#### What is required
The answer must consist of every line in the data that contains "Local".

#### Data listing
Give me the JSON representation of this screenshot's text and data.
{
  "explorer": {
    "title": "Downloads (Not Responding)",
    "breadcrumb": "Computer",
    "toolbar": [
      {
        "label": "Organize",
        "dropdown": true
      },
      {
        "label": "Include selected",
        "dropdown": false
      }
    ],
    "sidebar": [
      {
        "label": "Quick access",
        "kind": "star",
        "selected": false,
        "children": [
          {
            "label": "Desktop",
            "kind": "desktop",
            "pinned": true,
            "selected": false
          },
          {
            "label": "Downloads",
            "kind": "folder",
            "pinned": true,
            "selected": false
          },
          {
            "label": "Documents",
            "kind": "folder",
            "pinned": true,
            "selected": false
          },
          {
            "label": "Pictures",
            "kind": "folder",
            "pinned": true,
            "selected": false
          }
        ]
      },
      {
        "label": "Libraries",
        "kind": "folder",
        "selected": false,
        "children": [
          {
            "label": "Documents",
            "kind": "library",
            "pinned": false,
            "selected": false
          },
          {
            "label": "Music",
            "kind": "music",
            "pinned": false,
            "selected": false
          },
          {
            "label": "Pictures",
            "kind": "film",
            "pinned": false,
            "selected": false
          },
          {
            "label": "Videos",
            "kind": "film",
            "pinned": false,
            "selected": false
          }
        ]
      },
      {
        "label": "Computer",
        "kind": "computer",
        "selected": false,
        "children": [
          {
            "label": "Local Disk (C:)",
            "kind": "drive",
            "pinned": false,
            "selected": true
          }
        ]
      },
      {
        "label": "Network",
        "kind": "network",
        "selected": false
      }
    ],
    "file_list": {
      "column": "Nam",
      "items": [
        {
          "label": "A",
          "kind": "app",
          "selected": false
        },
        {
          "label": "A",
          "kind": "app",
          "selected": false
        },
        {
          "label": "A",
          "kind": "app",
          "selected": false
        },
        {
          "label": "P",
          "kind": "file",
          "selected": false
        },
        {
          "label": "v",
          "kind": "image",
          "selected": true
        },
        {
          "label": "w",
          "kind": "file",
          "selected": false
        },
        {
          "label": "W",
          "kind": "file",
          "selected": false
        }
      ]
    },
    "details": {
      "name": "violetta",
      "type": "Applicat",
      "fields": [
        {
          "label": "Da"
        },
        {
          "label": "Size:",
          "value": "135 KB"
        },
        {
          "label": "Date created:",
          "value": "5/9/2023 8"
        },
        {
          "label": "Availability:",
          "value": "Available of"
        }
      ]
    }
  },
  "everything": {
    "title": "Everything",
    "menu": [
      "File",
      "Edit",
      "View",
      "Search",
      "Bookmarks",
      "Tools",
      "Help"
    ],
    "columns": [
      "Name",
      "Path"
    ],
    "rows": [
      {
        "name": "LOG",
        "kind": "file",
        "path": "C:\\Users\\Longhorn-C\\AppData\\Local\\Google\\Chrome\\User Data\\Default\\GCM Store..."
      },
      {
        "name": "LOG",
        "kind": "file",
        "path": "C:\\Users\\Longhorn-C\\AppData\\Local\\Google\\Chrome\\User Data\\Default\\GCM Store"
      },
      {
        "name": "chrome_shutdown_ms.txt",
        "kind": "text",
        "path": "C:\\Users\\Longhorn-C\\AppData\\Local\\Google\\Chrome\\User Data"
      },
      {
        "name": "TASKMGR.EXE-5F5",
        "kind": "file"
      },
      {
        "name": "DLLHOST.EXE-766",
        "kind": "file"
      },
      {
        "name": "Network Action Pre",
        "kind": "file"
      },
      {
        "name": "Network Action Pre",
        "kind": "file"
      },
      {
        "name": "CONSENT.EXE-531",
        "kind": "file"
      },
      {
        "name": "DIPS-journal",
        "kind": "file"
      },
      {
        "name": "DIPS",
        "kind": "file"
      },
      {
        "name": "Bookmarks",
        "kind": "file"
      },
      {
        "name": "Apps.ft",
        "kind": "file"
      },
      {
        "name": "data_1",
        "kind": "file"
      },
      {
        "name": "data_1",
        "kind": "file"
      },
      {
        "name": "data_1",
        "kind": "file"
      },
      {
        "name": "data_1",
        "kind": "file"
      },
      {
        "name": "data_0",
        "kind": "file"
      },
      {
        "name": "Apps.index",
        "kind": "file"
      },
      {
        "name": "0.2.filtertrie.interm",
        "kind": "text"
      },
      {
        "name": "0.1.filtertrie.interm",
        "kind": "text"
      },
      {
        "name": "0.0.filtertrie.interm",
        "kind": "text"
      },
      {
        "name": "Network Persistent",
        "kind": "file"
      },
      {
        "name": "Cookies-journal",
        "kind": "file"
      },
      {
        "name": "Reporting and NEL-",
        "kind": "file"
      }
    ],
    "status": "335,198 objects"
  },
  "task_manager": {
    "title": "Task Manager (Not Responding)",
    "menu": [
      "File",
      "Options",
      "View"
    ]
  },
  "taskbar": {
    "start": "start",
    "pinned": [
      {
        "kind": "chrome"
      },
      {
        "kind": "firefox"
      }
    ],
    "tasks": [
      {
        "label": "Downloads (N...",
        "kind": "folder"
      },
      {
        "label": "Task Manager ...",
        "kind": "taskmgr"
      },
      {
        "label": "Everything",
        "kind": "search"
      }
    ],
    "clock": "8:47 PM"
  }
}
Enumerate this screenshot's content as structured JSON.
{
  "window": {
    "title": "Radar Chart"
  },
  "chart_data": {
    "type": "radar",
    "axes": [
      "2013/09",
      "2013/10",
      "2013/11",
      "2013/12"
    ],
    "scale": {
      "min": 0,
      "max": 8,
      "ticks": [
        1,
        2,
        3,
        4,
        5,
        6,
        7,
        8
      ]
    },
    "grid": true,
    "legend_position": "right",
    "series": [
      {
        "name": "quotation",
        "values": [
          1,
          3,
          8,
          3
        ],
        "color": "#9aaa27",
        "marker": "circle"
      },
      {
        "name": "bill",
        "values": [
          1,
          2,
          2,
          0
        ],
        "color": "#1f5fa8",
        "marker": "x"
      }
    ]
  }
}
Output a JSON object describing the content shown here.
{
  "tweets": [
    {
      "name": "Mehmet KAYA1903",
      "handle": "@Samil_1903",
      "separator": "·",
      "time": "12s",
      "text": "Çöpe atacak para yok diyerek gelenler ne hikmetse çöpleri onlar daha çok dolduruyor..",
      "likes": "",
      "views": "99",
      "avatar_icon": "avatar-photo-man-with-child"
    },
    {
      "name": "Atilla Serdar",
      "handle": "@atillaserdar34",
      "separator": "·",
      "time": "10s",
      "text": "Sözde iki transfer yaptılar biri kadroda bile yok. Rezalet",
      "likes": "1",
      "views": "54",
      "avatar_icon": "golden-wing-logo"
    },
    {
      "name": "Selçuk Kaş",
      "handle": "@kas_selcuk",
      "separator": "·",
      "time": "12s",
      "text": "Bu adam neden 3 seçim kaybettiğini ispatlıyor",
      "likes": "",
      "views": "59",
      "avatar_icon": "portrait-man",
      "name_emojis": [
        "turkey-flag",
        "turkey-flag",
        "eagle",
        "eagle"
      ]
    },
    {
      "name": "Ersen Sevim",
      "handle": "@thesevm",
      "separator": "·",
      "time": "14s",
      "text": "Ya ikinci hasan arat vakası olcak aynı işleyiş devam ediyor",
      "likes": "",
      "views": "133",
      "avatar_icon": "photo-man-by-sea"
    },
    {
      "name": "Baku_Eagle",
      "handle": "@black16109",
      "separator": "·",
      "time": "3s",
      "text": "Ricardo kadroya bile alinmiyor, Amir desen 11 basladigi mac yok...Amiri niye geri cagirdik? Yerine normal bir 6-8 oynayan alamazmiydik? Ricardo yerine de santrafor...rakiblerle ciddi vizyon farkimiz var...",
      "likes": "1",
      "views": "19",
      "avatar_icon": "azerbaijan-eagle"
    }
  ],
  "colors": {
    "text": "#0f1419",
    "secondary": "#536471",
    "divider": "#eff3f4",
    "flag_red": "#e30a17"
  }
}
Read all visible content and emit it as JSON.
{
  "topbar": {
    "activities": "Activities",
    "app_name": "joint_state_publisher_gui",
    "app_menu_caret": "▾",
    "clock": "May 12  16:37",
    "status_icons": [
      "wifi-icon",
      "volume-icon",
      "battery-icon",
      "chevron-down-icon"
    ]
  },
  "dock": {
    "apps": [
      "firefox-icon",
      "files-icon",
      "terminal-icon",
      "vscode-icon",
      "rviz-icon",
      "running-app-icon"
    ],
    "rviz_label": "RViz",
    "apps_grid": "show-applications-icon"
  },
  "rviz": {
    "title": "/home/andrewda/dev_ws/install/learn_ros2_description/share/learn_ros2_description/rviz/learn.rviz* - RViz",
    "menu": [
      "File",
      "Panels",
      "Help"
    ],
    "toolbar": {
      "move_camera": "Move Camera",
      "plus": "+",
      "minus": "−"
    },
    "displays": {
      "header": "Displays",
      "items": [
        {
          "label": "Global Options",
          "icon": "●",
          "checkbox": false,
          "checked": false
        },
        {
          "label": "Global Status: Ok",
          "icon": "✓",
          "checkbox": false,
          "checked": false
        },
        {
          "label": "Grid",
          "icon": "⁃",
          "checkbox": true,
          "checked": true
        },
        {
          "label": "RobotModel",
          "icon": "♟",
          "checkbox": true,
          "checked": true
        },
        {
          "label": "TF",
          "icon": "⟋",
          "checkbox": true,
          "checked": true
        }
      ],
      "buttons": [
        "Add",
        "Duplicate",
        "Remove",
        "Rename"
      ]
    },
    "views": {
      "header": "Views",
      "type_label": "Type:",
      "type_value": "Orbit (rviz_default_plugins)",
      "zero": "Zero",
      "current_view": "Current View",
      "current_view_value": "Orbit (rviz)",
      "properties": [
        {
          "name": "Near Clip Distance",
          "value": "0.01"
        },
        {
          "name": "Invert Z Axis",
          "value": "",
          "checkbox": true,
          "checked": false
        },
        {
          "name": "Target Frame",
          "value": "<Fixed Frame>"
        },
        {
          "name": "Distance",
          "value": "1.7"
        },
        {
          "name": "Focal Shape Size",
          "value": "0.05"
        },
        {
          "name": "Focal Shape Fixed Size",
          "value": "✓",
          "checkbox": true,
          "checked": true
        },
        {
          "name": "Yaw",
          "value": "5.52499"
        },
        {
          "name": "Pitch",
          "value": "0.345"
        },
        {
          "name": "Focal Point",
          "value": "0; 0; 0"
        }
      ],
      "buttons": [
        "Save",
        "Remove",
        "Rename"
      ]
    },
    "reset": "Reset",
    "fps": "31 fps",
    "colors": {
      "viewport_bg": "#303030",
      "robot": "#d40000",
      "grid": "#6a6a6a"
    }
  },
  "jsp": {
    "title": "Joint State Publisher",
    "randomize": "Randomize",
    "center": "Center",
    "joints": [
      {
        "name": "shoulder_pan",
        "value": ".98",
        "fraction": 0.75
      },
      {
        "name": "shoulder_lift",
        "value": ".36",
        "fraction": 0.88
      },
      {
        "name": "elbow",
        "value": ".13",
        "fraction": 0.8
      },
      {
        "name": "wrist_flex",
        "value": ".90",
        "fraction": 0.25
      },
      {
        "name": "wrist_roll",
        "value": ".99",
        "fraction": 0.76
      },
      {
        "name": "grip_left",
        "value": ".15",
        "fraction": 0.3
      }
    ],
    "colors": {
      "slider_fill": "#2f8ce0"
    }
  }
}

#### Answer section
            "label": "Local Disk (C:)",
        "path": "C:\\Users\\Longhorn-C\\AppData\\Local\\Google\\Chrome\\User Data\\Default\\GCM Store..."
        "path": "C:\\Users\\Longhorn-C\\AppData\\Local\\Google\\Chrome\\User Data\\Default\\GCM Store"
        "path": "C:\\Users\\Longhorn-C\\AppData\\Local\\Google\\Chrome\\User Data"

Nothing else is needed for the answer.